EXERCISE DATA ▸
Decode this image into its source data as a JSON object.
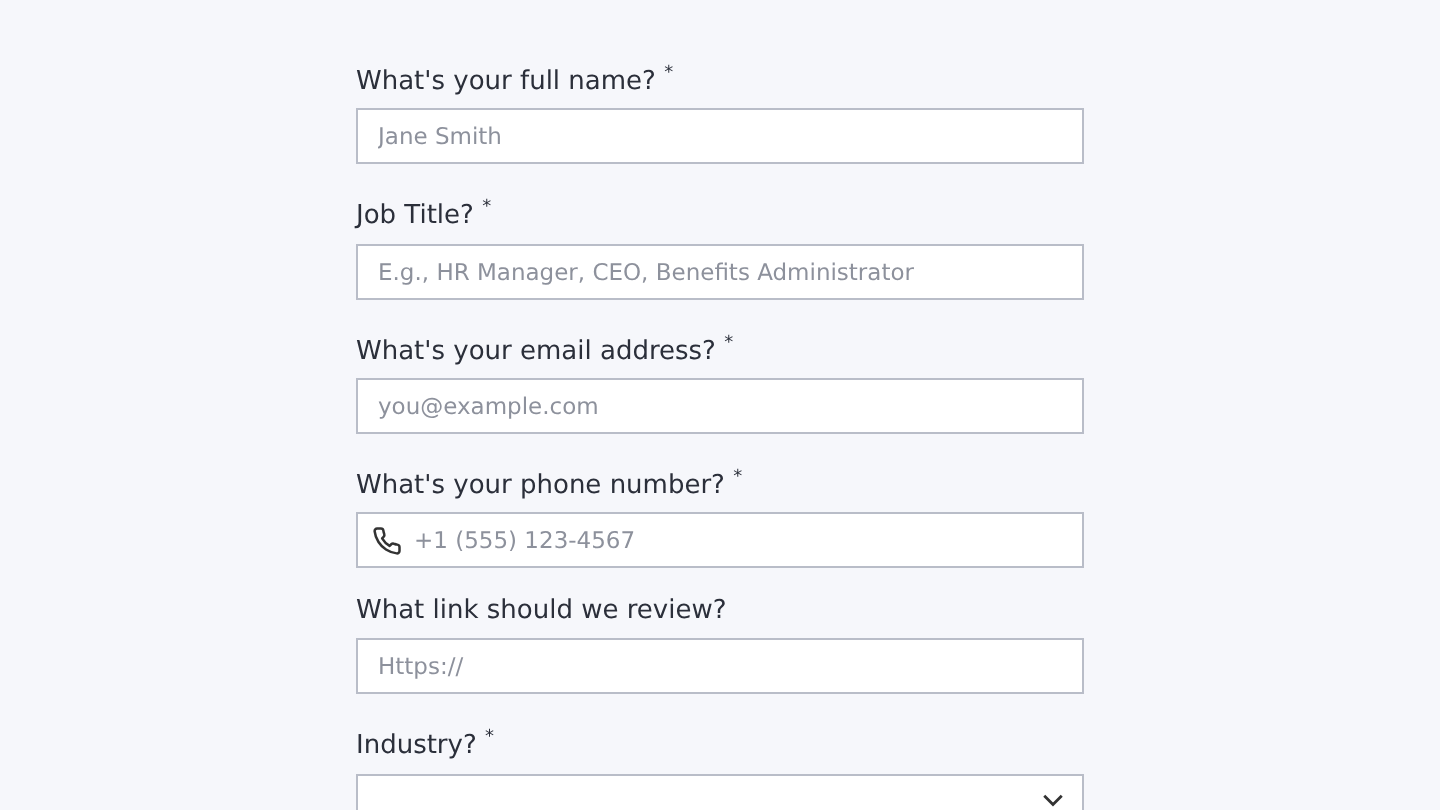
{
  "fields": [
    {
      "kind": "text",
      "label": "What's your full name? $^{*}$",
      "placeholder": "Jane Smith"
    },
    {
      "kind": "text",
      "label": "Job Title? $^{*}$",
      "placeholder": "E.g., HR Manager, CEO, Benefits Administrator"
    },
    {
      "kind": "text",
      "label": "What's your email address? $^{*}$",
      "placeholder": "you@example.com"
    },
    {
      "kind": "phone",
      "label": "What's your phone number? $^{*}$",
      "placeholder": "+1 (555) 123-4567"
    },
    {
      "kind": "text",
      "label": "What link should we review?",
      "placeholder": "Https://"
    },
    {
      "kind": "select",
      "label": "Industry? $^{*}$"
    }
  ]
}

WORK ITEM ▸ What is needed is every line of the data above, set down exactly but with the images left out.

TASK ANSWER ▸
Decode this image into its source data as a JSON object.
{
  "fields": [
    {
      "kind": "text",
      "label": "What's your full name? $^{*}$",
      "placeholder": "Jane Smith"
    },
    {
      "kind": "text",
      "label": "Job Title? $^{*}$",
      "placeholder": "E.g., HR Manager, CEO, Benefits Administrator"
    },
    {
      "kind": "text",
      "label": "What's your email address? $^{*}$",
      "placeholder": "you@example.com"
    },
    {
      "kind": "phone",
      "label": "What's your phone number? $^{*}$",
      "placeholder": "+1 (555) 123-4567"
    },
    {
      "kind": "text",
      "label": "What link should we review?",
      "placeholder": "Https://"
    },
    {
      "kind": "select",
      "label": "Industry? $^{*}$"
    }
  ]
}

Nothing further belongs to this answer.